""Cine-Eye" is a montage method developed by Dziga Vertov which was first formulated in his work "WE: Variant of a Manifesto" in 1919.
Dziga Vertov believed his concept of Kino-Glaz, or "Cine Eye" in English, would help contemporary "man" evolve from a flawed creature into a higher, more precise form. He compared man unfavorably to machines: "In the face of the machine we are ashamed of man’s inability to control himself, but what are we to do if we find the unerring ways of electricity more exciting than the disorderly haste of active people [...]" "I am an eye. I am a mechanical eye. I, a machine, I am showing you a world, the likes of which only I can see" Dziga was quoted as saying.
Like other Russian filmmakers, he attempted to connect his ideas and techniques to the advancement of the aims of the Soviet Union.

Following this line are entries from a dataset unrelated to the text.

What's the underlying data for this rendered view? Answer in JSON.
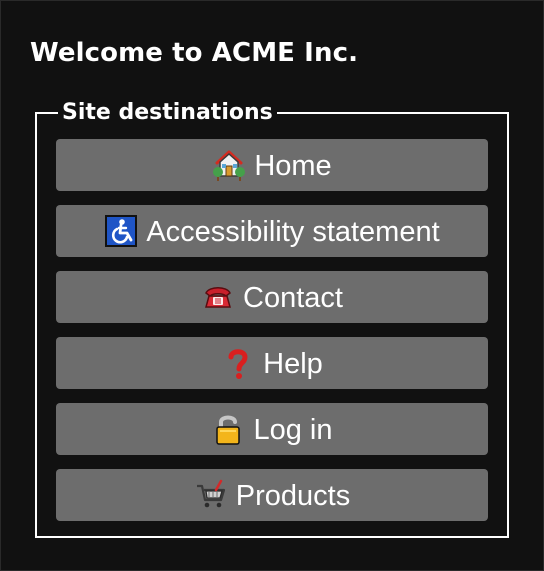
{
  "page": {
    "title": "Welcome to ACME Inc."
  },
  "site_destinations": {
    "legend": "Site destinations",
    "buttons": [
      {
        "label": "Home",
        "icon": "house-icon"
      },
      {
        "label": "Accessibility statement",
        "icon": "wheelchair-icon"
      },
      {
        "label": "Contact",
        "icon": "telephone-icon"
      },
      {
        "label": "Help",
        "icon": "question-mark-icon"
      },
      {
        "label": "Log in",
        "icon": "lock-icon"
      },
      {
        "label": "Products",
        "icon": "shopping-cart-icon"
      }
    ]
  },
  "colors": {
    "background": "#111111",
    "button_background": "#6d6d6d",
    "text": "#ffffff",
    "border": "#ffffff"
  }
}
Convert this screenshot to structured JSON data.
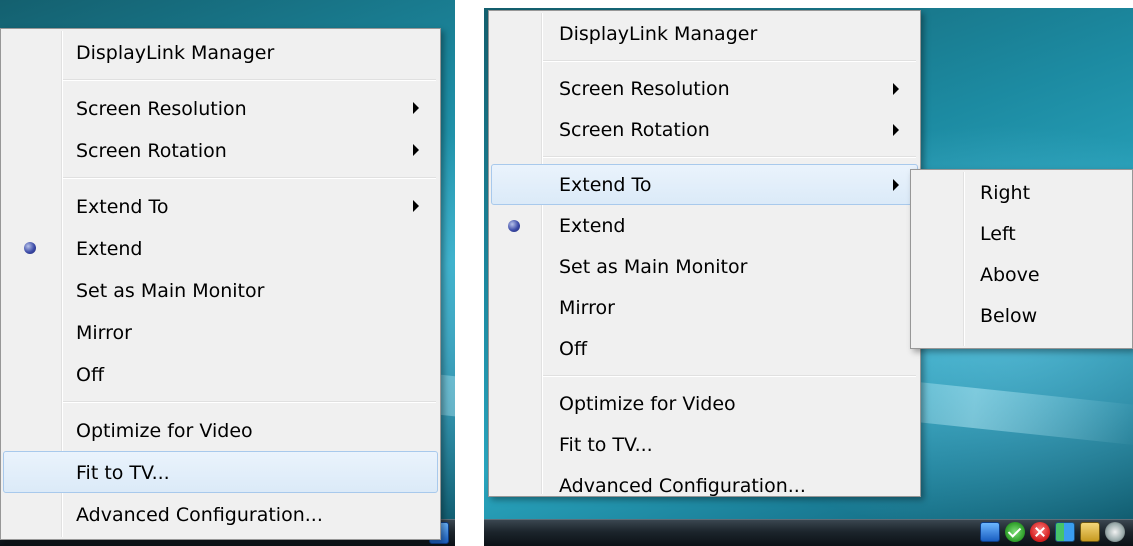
{
  "left_menu": {
    "items": [
      {
        "label": "DisplayLink Manager"
      },
      {
        "label": "Screen Resolution"
      },
      {
        "label": "Screen Rotation"
      },
      {
        "label": "Extend To"
      },
      {
        "label": "Extend"
      },
      {
        "label": "Set as Main Monitor"
      },
      {
        "label": "Mirror"
      },
      {
        "label": "Off"
      },
      {
        "label": "Optimize for Video"
      },
      {
        "label": "Fit to TV..."
      },
      {
        "label": "Advanced Configuration..."
      }
    ],
    "hovered": "Fit to TV...",
    "selected_radio": "Extend"
  },
  "right_menu": {
    "items": [
      {
        "label": "DisplayLink Manager"
      },
      {
        "label": "Screen Resolution"
      },
      {
        "label": "Screen Rotation"
      },
      {
        "label": "Extend To"
      },
      {
        "label": "Extend"
      },
      {
        "label": "Set as Main Monitor"
      },
      {
        "label": "Mirror"
      },
      {
        "label": "Off"
      },
      {
        "label": "Optimize for Video"
      },
      {
        "label": "Fit to TV..."
      },
      {
        "label": "Advanced Configuration..."
      }
    ],
    "hovered": "Extend To",
    "selected_radio": "Extend"
  },
  "submenu": {
    "items": [
      {
        "label": "Right"
      },
      {
        "label": "Left"
      },
      {
        "label": "Above"
      },
      {
        "label": "Below"
      }
    ]
  },
  "icons": {
    "submenu_arrow": "chevron-right-icon",
    "radio": "radio-selected-icon",
    "tray": [
      "network-icon",
      "security-check-icon",
      "security-alert-icon",
      "displaylink-monitor-icon",
      "volume-icon",
      "power-icon"
    ]
  },
  "colors": {
    "menu_background": "#f0f0f0",
    "menu_border": "#979797",
    "hover_background": "#dbeaf8",
    "hover_border": "#a8c9ec",
    "radio_dot": "#3d4ca8",
    "desktop": "#1c8aa1"
  }
}
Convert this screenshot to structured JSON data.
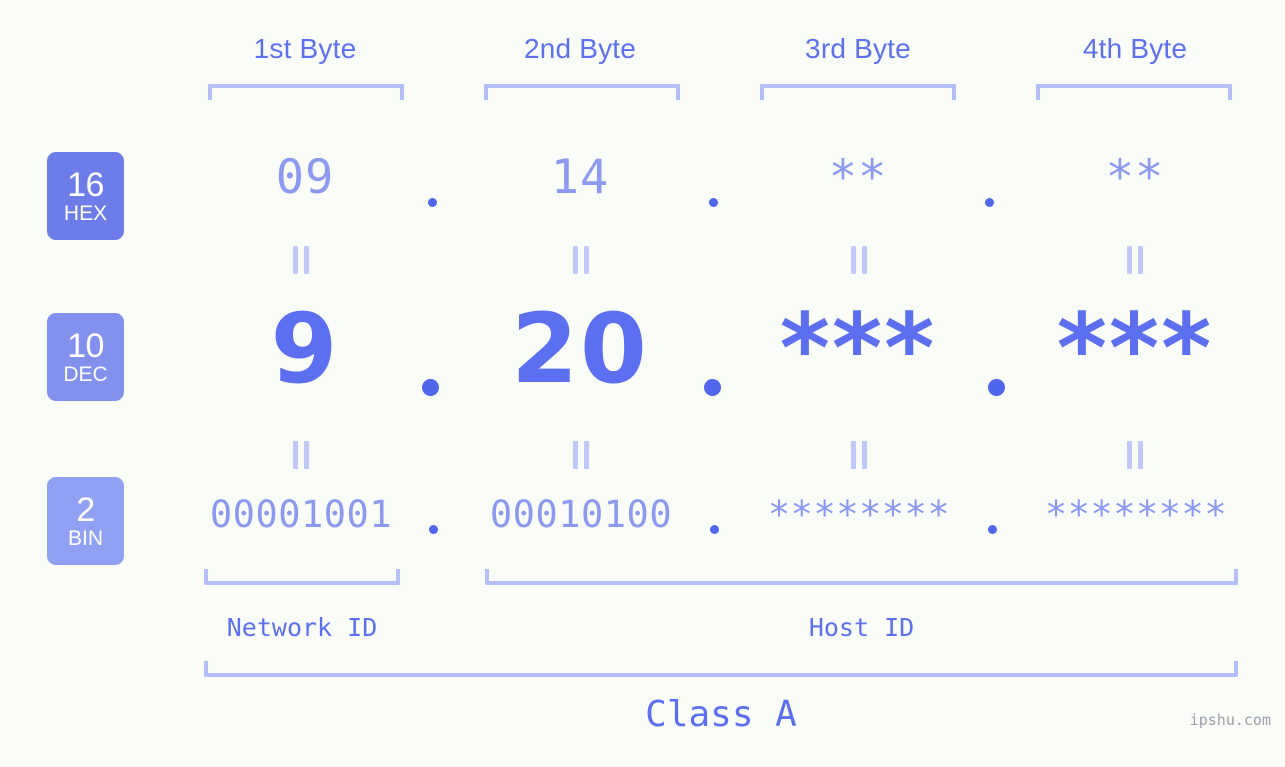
{
  "watermark": "ipshu.com",
  "headers": [
    {
      "label": "1st Byte"
    },
    {
      "label": "2nd Byte"
    },
    {
      "label": "3rd Byte"
    },
    {
      "label": "4th Byte"
    }
  ],
  "bases": [
    {
      "num": "16",
      "label": "HEX",
      "color": "#6c7de9"
    },
    {
      "num": "10",
      "label": "DEC",
      "color": "#8291ee"
    },
    {
      "num": "2",
      "label": "BIN",
      "color": "#90a1f3"
    }
  ],
  "rows": {
    "hex": {
      "base": "16",
      "name": "HEX",
      "values": [
        "09",
        "14",
        "**",
        "**"
      ]
    },
    "dec": {
      "base": "10",
      "name": "DEC",
      "values": [
        "9",
        "20",
        "***",
        "***"
      ]
    },
    "bin": {
      "base": "2",
      "name": "BIN",
      "values": [
        "00001001",
        "00010100",
        "********",
        "********"
      ]
    }
  },
  "separator": ".",
  "equals_marker": "=",
  "sections": {
    "network_id": "Network ID",
    "host_id": "Host ID",
    "class": "Class A"
  },
  "colors": {
    "background": "#fafcf8",
    "accent_strong": "#5b6ff0",
    "accent_light": "#8c99f1",
    "bracket": "#b4bef8",
    "dot": "#4f66ed",
    "watermark": "#9aa0a8"
  }
}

Whereas Sergei Eisenstein viewed his montage of attractions as a creative tool through which the film-viewing masses could be subjected to "emotional and psychological influence" and therefore able to perceive "the ideological aspect" of the films they were watching, Vertov believed the Kino-Eye would influence the actual evolution of man, "from a bumbling citizen through the poetry of the machine to the perfect electric man."
Vertov believed film was too "romantic" and "theatricalised" due to the influence of literature, theater, and music, and that these psychological film-dramas "prevent man from being as precise as a stop watch and hamper his desire for kinship with the machine." He desired to move away from "the pre-Revolutionary ‘fictional’ models" of filmmaking to one based on the rhythm of machines, seeking to "bring creative joy to all mechanical labour" and to "bring men closer to machines."